He who has the most user data wins at AI
Skytree's Gray doesn't see much of a disparity between Siri and Google Now today, he but expects that to change based on how much data the companies collect and utilize over time. Apple and Google are presumably applying similar AI models and computational resources to their efforts in AI, which makes the amount and quality of data the remaining factors of differentiation, he says. "The system which can use more and better data will win."
Most people are more than willing to hand over private information for access to the best technology, Gray says. However, if Apple suddenly decided to send "eerilyrelevant offers from third parties" via Siri, users might start to react differently and choose other technologies.
Today, consumers typically use services such as Siri or Google Now with reckless abandon or not at all.
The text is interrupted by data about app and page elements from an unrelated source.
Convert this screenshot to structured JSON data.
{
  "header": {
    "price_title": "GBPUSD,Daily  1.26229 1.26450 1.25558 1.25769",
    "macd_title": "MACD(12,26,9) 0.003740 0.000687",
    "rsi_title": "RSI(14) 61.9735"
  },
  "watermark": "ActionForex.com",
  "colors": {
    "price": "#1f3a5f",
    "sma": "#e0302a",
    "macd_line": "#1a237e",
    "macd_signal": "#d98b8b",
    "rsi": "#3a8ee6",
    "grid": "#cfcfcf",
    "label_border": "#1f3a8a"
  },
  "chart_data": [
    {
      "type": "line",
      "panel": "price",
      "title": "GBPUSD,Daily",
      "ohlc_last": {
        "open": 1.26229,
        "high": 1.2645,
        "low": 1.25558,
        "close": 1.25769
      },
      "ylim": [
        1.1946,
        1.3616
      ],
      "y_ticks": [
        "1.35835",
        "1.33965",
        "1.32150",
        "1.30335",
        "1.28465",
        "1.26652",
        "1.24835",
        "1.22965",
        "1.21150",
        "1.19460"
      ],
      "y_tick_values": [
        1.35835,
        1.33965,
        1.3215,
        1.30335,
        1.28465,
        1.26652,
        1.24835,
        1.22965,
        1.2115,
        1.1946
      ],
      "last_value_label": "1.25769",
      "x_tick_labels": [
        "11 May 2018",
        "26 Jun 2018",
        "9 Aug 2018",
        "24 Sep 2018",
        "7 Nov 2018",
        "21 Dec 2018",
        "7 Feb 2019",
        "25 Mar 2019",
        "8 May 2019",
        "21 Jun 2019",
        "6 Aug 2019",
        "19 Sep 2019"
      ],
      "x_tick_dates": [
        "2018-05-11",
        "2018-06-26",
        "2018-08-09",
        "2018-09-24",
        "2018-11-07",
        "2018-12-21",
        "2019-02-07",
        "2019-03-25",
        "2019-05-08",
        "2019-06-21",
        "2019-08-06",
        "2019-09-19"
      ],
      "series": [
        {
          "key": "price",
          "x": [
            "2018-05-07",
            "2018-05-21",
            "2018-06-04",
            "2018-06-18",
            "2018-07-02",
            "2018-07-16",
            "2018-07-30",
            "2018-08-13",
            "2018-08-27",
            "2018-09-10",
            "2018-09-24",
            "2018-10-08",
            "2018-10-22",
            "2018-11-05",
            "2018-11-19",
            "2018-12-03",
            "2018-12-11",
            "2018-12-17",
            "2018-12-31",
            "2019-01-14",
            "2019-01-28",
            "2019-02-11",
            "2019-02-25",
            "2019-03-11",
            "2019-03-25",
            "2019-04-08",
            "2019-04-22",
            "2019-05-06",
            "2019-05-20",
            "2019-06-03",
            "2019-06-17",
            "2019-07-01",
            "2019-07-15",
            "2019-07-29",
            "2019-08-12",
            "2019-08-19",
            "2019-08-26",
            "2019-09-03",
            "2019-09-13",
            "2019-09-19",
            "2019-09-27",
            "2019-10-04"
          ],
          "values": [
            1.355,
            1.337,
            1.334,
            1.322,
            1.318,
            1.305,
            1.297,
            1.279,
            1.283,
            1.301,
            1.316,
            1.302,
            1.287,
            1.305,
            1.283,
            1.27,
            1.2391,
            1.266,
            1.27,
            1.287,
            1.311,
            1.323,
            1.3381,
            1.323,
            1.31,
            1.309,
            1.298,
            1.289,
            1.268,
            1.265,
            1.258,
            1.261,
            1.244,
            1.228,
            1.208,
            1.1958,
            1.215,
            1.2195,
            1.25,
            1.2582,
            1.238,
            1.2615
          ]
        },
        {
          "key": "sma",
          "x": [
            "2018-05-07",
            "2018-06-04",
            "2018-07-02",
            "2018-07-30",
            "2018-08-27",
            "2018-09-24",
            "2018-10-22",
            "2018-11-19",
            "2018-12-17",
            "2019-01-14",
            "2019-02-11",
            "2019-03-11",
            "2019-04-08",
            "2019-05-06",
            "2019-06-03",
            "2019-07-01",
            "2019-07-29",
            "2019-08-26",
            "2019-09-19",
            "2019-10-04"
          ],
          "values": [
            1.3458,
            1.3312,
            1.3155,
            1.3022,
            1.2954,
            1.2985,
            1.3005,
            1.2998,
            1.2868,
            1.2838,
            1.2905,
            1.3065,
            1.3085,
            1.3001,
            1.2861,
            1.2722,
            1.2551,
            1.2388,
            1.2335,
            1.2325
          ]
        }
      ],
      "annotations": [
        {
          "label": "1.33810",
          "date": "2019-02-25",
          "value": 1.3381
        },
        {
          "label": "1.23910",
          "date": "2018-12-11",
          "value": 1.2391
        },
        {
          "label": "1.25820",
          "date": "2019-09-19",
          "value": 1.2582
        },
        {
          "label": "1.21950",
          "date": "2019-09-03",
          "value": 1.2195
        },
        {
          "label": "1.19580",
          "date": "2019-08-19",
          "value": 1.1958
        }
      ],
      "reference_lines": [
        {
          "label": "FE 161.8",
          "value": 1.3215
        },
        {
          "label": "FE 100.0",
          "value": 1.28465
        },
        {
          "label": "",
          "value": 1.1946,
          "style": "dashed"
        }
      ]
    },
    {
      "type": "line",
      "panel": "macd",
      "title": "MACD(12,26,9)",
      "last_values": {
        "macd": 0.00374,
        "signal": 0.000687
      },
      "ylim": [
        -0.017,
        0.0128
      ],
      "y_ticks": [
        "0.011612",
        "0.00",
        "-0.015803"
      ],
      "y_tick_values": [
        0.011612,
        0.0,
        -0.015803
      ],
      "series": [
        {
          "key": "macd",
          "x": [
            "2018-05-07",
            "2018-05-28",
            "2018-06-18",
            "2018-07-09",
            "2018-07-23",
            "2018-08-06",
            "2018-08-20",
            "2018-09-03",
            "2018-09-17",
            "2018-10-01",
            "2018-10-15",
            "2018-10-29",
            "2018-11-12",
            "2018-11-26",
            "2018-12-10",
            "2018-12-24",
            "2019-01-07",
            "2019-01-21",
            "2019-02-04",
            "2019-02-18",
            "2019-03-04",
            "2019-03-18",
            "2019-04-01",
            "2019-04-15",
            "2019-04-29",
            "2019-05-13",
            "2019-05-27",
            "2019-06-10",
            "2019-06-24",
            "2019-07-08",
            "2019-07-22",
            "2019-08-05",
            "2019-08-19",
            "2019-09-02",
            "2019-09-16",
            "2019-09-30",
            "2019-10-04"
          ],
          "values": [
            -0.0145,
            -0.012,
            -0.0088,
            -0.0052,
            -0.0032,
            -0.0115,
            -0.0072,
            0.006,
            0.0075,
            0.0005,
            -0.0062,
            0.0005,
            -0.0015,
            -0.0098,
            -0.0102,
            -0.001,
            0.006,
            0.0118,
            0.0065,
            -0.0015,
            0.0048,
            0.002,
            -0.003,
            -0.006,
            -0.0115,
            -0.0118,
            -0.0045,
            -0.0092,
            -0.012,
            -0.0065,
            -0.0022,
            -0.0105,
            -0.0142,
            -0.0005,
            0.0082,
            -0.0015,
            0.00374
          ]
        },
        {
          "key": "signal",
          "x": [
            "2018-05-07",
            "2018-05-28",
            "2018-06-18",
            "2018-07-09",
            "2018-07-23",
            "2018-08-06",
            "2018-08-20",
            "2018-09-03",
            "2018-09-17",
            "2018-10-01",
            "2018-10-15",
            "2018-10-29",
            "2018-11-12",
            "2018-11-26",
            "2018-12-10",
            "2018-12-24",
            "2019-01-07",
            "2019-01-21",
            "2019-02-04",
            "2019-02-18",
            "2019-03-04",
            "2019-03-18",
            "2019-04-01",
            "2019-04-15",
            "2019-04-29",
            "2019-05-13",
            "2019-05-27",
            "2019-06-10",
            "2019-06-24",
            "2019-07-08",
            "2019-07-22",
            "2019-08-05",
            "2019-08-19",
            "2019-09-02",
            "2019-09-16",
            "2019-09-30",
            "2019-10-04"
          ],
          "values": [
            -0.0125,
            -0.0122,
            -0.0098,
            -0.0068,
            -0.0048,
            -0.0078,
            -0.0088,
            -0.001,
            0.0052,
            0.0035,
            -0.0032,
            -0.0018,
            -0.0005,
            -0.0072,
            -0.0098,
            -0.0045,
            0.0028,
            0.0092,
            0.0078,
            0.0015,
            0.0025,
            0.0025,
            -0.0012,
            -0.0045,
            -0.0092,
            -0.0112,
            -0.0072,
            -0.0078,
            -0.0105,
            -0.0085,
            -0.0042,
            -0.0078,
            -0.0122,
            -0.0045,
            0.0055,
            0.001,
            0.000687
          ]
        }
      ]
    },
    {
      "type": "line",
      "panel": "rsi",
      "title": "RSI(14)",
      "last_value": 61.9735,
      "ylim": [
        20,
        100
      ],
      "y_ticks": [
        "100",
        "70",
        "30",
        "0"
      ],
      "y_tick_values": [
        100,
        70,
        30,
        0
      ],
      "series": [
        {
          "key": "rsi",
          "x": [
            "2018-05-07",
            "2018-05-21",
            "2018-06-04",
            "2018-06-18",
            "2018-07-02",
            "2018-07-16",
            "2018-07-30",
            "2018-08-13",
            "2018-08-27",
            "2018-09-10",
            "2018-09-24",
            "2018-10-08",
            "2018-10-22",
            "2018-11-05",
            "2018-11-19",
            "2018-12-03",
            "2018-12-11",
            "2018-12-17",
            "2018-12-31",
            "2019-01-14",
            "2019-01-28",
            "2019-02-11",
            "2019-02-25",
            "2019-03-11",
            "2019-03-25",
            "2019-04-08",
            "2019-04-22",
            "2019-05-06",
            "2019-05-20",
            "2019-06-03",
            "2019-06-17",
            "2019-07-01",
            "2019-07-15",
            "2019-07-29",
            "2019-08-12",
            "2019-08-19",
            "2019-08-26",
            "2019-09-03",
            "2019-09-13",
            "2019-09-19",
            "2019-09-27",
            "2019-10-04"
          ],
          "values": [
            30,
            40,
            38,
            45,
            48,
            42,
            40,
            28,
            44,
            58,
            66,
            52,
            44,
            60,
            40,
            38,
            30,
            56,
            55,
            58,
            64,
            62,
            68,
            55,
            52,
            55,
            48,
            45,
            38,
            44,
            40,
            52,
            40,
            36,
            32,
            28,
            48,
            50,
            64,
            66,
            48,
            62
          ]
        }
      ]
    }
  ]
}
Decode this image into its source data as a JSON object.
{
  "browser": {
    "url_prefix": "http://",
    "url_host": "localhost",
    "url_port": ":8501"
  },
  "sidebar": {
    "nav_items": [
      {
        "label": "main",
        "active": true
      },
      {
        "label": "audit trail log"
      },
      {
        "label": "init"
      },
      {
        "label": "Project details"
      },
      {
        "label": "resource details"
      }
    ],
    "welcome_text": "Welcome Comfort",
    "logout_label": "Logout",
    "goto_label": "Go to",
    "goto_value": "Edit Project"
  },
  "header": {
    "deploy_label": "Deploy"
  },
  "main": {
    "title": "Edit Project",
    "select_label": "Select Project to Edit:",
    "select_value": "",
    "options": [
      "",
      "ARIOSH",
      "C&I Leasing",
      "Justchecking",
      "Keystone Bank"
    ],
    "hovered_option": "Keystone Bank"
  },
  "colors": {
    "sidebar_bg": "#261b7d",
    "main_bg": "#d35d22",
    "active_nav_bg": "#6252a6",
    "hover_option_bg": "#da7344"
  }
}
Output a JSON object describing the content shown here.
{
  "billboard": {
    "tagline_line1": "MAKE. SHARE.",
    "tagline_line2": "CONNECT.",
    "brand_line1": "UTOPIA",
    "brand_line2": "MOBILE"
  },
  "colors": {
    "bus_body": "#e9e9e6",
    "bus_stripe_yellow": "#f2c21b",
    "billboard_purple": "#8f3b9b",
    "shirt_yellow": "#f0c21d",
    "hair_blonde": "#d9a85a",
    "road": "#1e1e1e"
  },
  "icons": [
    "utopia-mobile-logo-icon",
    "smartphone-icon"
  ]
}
Ultimately, they must decide if it's worth giving up personal information for access to specific services. "The unfortunate fact, though, is that users are not even aware of all the data points about them that are being used in various AI systems," Gray says, and as a result, it's difficult, even impossible, for users to effectively manage all of the data they share with Apple and others.
This story, "How Apple's privacy stance could give Google an AI edge" was originally published by CIO.